China's health reforms of the 1980s led to privatization of rural health care with adverse impact on farmers. A decade later a new rural co-operative medical scheme (RCMS), was piloted throughout many provinces to promote better equity. Although many schemes later collapsed owing to inadequate funding, some continue to the present. This article compares such a scheme with the out-of-pocket system in Henan province. We study the township hospitals, focusing on cost of services, utilization rates and impact of RCMS on hospitals' financial sustainability. Our results derive from monthly hospital records and a survey of four hospitals in two adjacent counties, one county with low-premium RCMS and the other with the out-of-pocket system.
All hospitals charged for preventive activities (such as antenatal care, immunization), an unfortunate consequence of limited government support. It was not clear that on average, the total cost of individual patient visits in RCMS hospitals was lower than non-RCMS hospitals. Farmers were generally unaware of their insurance entitlements, except the catastrophic illnesses for which there was a real benefit from refund of US$100 or more. Although the effect of the RCMS on hospital charges was unclear it was notable that the utilization rates in RCMS areas were twice those in non-RCMS.
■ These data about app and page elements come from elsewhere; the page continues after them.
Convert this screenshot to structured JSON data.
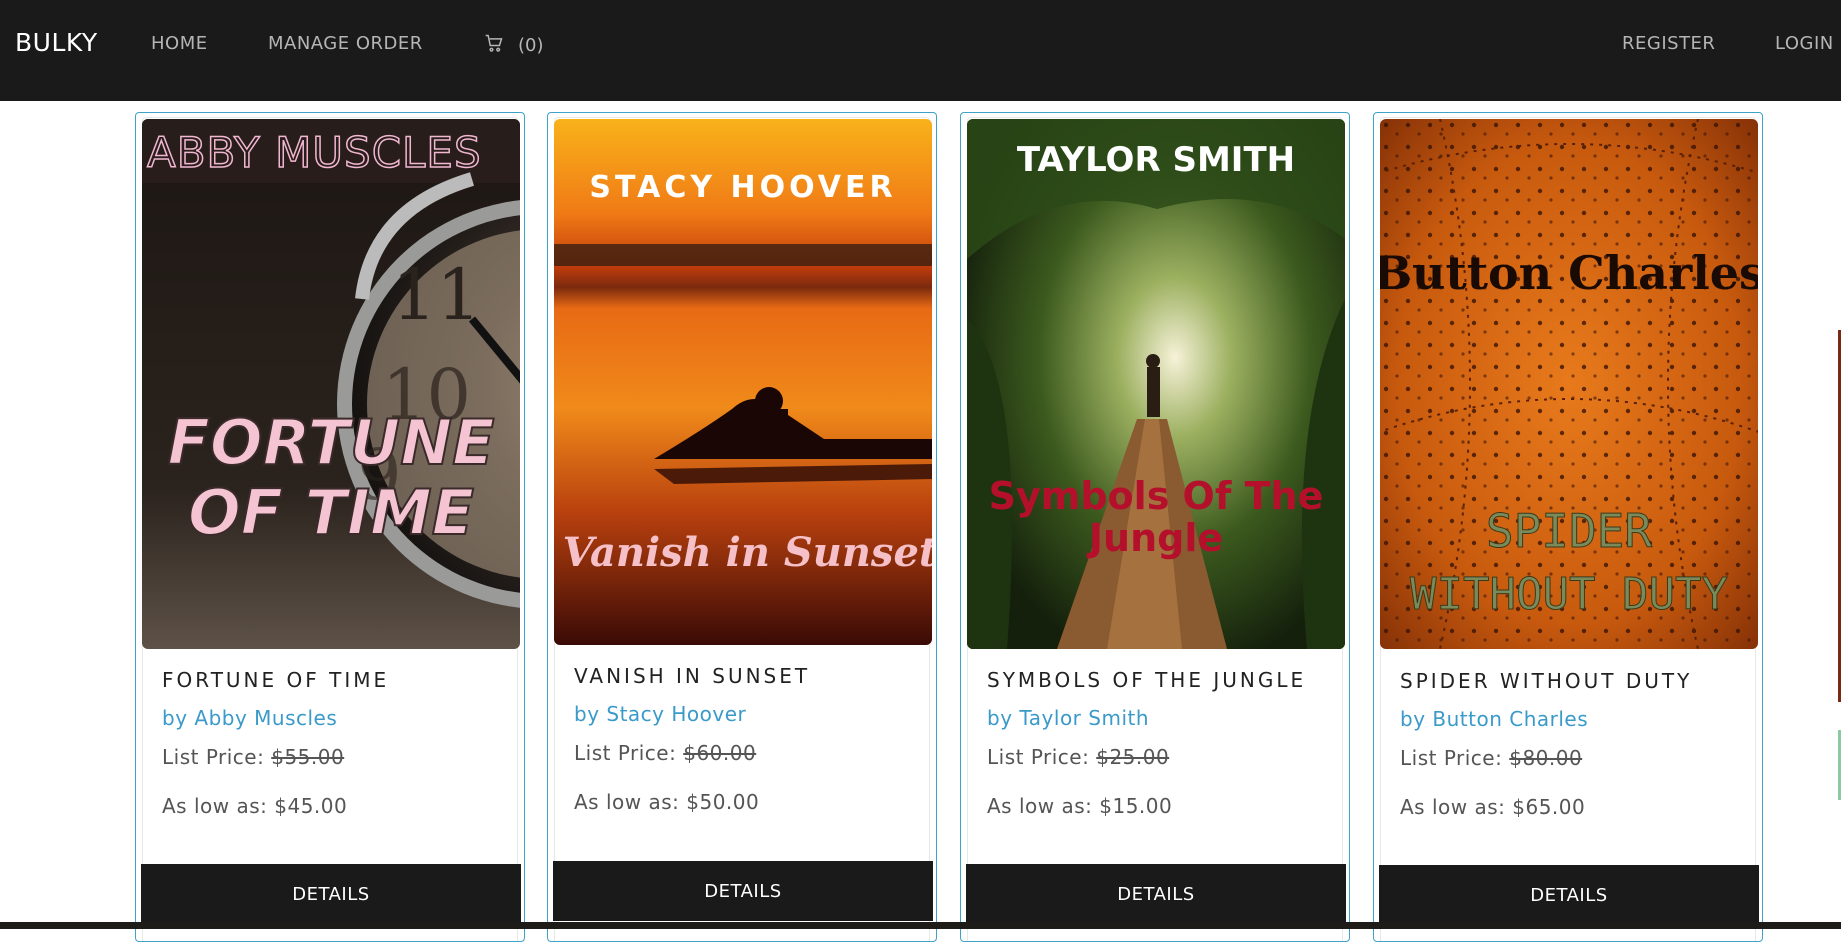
{
  "navbar": {
    "brand": "BULKY",
    "links": {
      "home": "HOME",
      "manage_order": "MANAGE ORDER",
      "register": "REGISTER",
      "login": "LOGIN"
    },
    "cart": {
      "icon": "cart-icon",
      "count": "(0)"
    }
  },
  "products": [
    {
      "cover": {
        "author_text": "ABBY MUSCLES",
        "title_line1": "FORTUNE",
        "title_line2": "OF TIME",
        "scene": "alarm-clock"
      },
      "title": "FORTUNE OF TIME",
      "author": "by Abby Muscles",
      "list_price_label": "List Price:",
      "list_price": "$55.00",
      "low_price": "As low as: $45.00",
      "button": "DETAILS"
    },
    {
      "cover": {
        "author_text": "STACY HOOVER",
        "title_line1": "Vanish in Sunset",
        "scene": "sunset-lake"
      },
      "title": "VANISH IN SUNSET",
      "author": "by Stacy Hoover",
      "list_price_label": "List Price:",
      "list_price": "$60.00",
      "low_price": "As low as: $50.00",
      "button": "DETAILS"
    },
    {
      "cover": {
        "author_text": "TAYLOR SMITH",
        "title_line1": "Symbols Of The",
        "title_line2": "Jungle",
        "scene": "jungle-bridge"
      },
      "title": "SYMBOLS OF THE JUNGLE",
      "author": "by Taylor Smith",
      "list_price_label": "List Price:",
      "list_price": "$25.00",
      "low_price": "As low as: $15.00",
      "button": "DETAILS"
    },
    {
      "cover": {
        "author_text": "Button Charles",
        "title_line1": "SPIDER",
        "title_line2": "WITHOUT DUTY",
        "scene": "spider-web"
      },
      "title": "SPIDER WITHOUT DUTY",
      "author": "by Button Charles",
      "list_price_label": "List Price:",
      "list_price": "$80.00",
      "low_price": "As low as: $65.00",
      "button": "DETAILS"
    }
  ],
  "colors": {
    "navbar": "#1a1a1a",
    "accent": "#3a9ac9",
    "card_border": "#3fa2c9",
    "button": "#1a1a1a"
  }
}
We conclude that RCMS hospitals were better funded because of re-imbursements from the insurance scheme and therefore were more viable as sources of good health care. Thus, health care could become more equitable under RCMS than the out-ofpocket system. China is now beginning to test a revised form of RCMS with pooling at the county level, increased premiums (10 yuan per person) and increased government funding. However, it must be followed closely to determine the effect on rural services and health care costs for farmers.